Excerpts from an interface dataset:
▼

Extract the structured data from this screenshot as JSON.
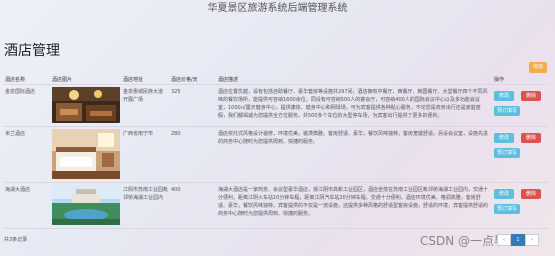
{
  "app": {
    "title": "华夏景区旅游系统后端管理系统"
  },
  "page": {
    "title": "酒店管理",
    "add_label": "增加"
  },
  "table": {
    "headers": [
      "酒店名称",
      "酒店图片",
      "酒店地址",
      "酒店价格/天",
      "酒店描述",
      "操作"
    ],
    "rows": [
      {
        "name": "金泉国际酒店",
        "address": "金泉惠城民族大道开展广场",
        "price": "325",
        "description": "酒店位置优越，设有包括自助餐厅、豪华套房等设施共297间，酒店拥有中餐厅、西餐厅、韩国餐厅、大堂餐厅四个不同风味的餐饮场所，能提供可容纳1600余位，同设有可容纳500人的宴会厅，可容纳400人的国际会议中心以及多功能会议室，1000㎡露天健身中心，提供康体、健身中心和网球场，可为宾客提供各种贴心服务，不论您是商务出行还是家庭度假，我们都竭诚为您提供全方位服务。共500多个车位的大型停车场，为宾客出行提供了更多的便利。",
        "buttons": {
          "edit": "修改",
          "delete": "删除",
          "recommend": "预订填写"
        }
      },
      {
        "name": "米兰酒店",
        "address": "广西省南宁市",
        "price": "280",
        "description": "酒店依托式风格设计装修，环境优美，装潢典雅。客房舒适、豪华，餐饮风味独特，客房宽敞舒适，另设会议室，设施先进的商务中心随时为您提供周到、快捷的服务。",
        "buttons": {
          "edit": "修改",
          "delete": "删除",
          "recommend": "预订填写"
        }
      },
      {
        "name": "海湖大酒店",
        "address": "江阴市苏南工业园毗邻桥海湖工业园内",
        "price": "400",
        "description": "海湖大酒店是一家商务、会议型豪华酒店，濒江阴市高新工业园区，酒店坐落在苏南工业园区毗邻桥海湖工业园内，交通十分便利，距离江阴火车站10分钟车程，距离江阴汽车站20分钟车程，交通十分便利。酒店环境优美，格调高雅，客房舒适、豪华，餐饮风味独特，宾客提供的不仅是一流设施，还提供多种风格的舒适型客房设施，舒适的环境，宾客提供舒适的商务中心随时为您提供周到、快捷的服务。",
        "buttons": {
          "edit": "修改",
          "delete": "删除",
          "recommend": "预订填写"
        }
      }
    ]
  },
  "footer": {
    "count": "共3条记录"
  },
  "pagination": {
    "prev": "‹",
    "current": "1",
    "next": "›"
  },
  "watermark": "CSDN @一点毕设",
  "colors": {
    "warning": "#f0ad4e",
    "info": "#5bc0de",
    "danger": "#d9534f",
    "primary": "#337ab7"
  }
}
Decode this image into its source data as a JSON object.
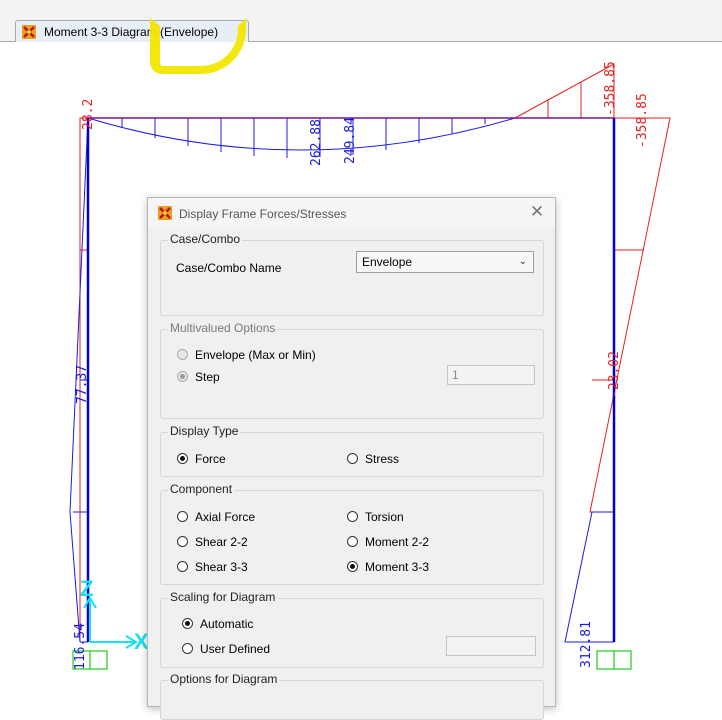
{
  "tab": {
    "title": "Moment 3-3 Diagram (Envelope)",
    "icon": "sap-app-icon"
  },
  "diagram": {
    "labels": {
      "top_left": "28.2",
      "mid_beam_1": "262.88",
      "mid_beam_2": "249.84",
      "top_right_1": "-358.85",
      "top_right_2": "-358.85",
      "left_column": "77.37",
      "right_column": "-23.02",
      "bottom_left": "116.54",
      "bottom_right": "312.81"
    },
    "axes": {
      "z": "Z",
      "x": "X"
    },
    "colors": {
      "positive": "#1a1ae6",
      "negative": "#e62222",
      "frame": "#0000c8",
      "axis": "#18e0f0",
      "support": "#22cc22"
    }
  },
  "dialog": {
    "title": "Display Frame Forces/Stresses",
    "case_combo": {
      "group_title": "Case/Combo",
      "name_label": "Case/Combo Name",
      "selected": "Envelope"
    },
    "multivalued": {
      "group_title": "Multivalued Options",
      "options": [
        "Envelope (Max or Min)",
        "Step"
      ],
      "step_value": "1"
    },
    "display_type": {
      "group_title": "Display Type",
      "force": "Force",
      "stress": "Stress"
    },
    "component": {
      "group_title": "Component",
      "axial": "Axial Force",
      "torsion": "Torsion",
      "shear22": "Shear 2-2",
      "moment22": "Moment 2-2",
      "shear33": "Shear 3-3",
      "moment33": "Moment 3-3"
    },
    "scaling": {
      "group_title": "Scaling for Diagram",
      "automatic": "Automatic",
      "user_defined": "User Defined"
    },
    "options": {
      "group_title": "Options for Diagram"
    }
  }
}
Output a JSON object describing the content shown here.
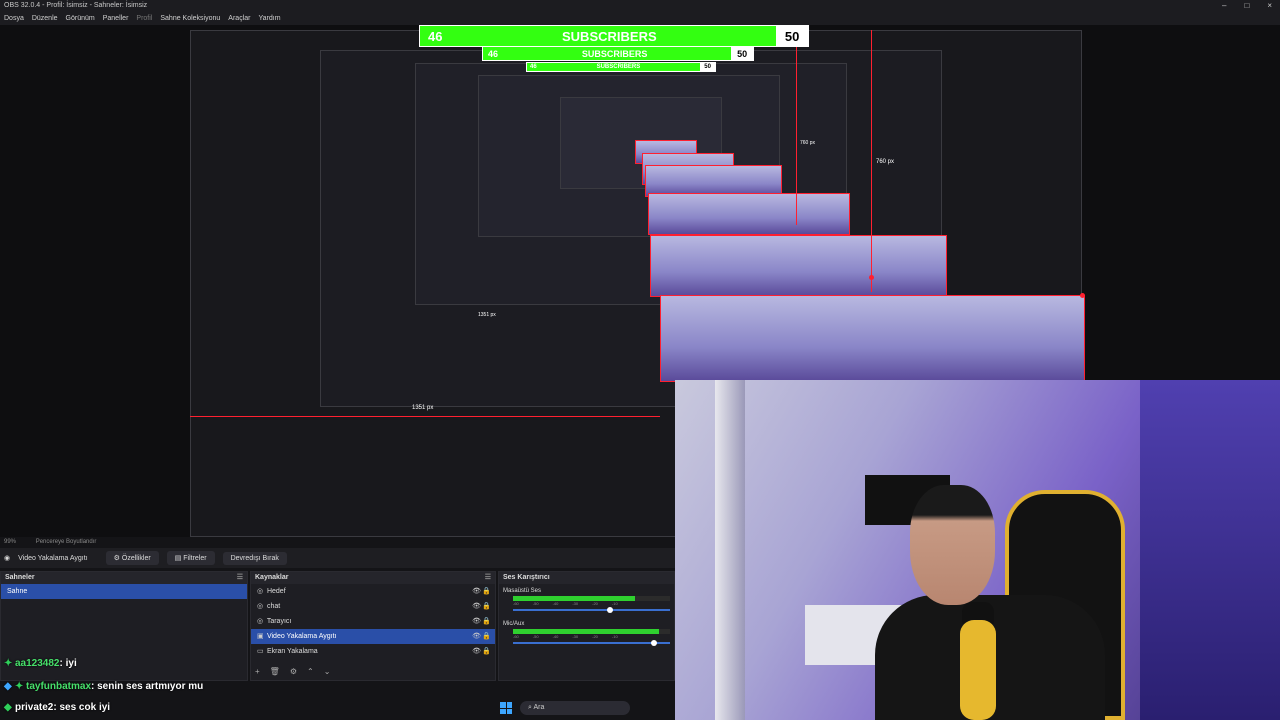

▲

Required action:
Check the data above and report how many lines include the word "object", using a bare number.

Answer for this exercise:
2